## WORK ITEM
The entries are to be given again in full. Every word must match.

*** DATA SHOWN ***

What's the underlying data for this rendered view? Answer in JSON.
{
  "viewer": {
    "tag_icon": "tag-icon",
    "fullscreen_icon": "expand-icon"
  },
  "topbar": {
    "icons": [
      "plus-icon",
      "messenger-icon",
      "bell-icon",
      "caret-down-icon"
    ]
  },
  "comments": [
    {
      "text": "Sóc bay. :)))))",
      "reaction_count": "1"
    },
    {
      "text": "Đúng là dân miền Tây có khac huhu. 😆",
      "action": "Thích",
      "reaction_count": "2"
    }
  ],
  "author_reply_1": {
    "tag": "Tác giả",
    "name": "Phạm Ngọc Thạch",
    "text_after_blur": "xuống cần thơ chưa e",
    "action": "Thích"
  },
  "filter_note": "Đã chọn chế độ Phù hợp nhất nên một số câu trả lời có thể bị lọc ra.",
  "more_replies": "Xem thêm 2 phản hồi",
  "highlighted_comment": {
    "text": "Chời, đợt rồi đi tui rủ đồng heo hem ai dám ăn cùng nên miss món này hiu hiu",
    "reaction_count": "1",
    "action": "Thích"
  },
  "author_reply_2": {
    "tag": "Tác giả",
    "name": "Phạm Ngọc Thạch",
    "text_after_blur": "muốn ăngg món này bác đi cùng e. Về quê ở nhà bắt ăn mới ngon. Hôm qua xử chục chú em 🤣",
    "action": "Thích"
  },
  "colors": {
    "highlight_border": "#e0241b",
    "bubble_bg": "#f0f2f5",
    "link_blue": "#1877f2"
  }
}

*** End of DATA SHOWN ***

## WRITTEN RESPONSE
What's the underlying data for this rendered view? Answer in JSON.
{
  "viewer": {
    "tag_icon": "tag-icon",
    "fullscreen_icon": "expand-icon"
  },
  "topbar": {
    "icons": [
      "plus-icon",
      "messenger-icon",
      "bell-icon",
      "caret-down-icon"
    ]
  },
  "comments": [
    {
      "text": "Sóc bay. :)))))",
      "reaction_count": "1"
    },
    {
      "text": "Đúng là dân miền Tây có khac huhu. 😆",
      "action": "Thích",
      "reaction_count": "2"
    }
  ],
  "author_reply_1": {
    "tag": "Tác giả",
    "name": "Phạm Ngọc Thạch",
    "text_after_blur": "xuống cần thơ chưa e",
    "action": "Thích"
  },
  "filter_note": "Đã chọn chế độ Phù hợp nhất nên một số câu trả lời có thể bị lọc ra.",
  "more_replies": "Xem thêm 2 phản hồi",
  "highlighted_comment": {
    "text": "Chời, đợt rồi đi tui rủ đồng heo hem ai dám ăn cùng nên miss món này hiu hiu",
    "reaction_count": "1",
    "action": "Thích"
  },
  "author_reply_2": {
    "tag": "Tác giả",
    "name": "Phạm Ngọc Thạch",
    "text_after_blur": "muốn ăngg món này bác đi cùng e. Về quê ở nhà bắt ăn mới ngon. Hôm qua xử chục chú em 🤣",
    "action": "Thích"
  },
  "colors": {
    "highlight_border": "#e0241b",
    "bubble_bg": "#f0f2f5",
    "link_blue": "#1877f2"
  }
}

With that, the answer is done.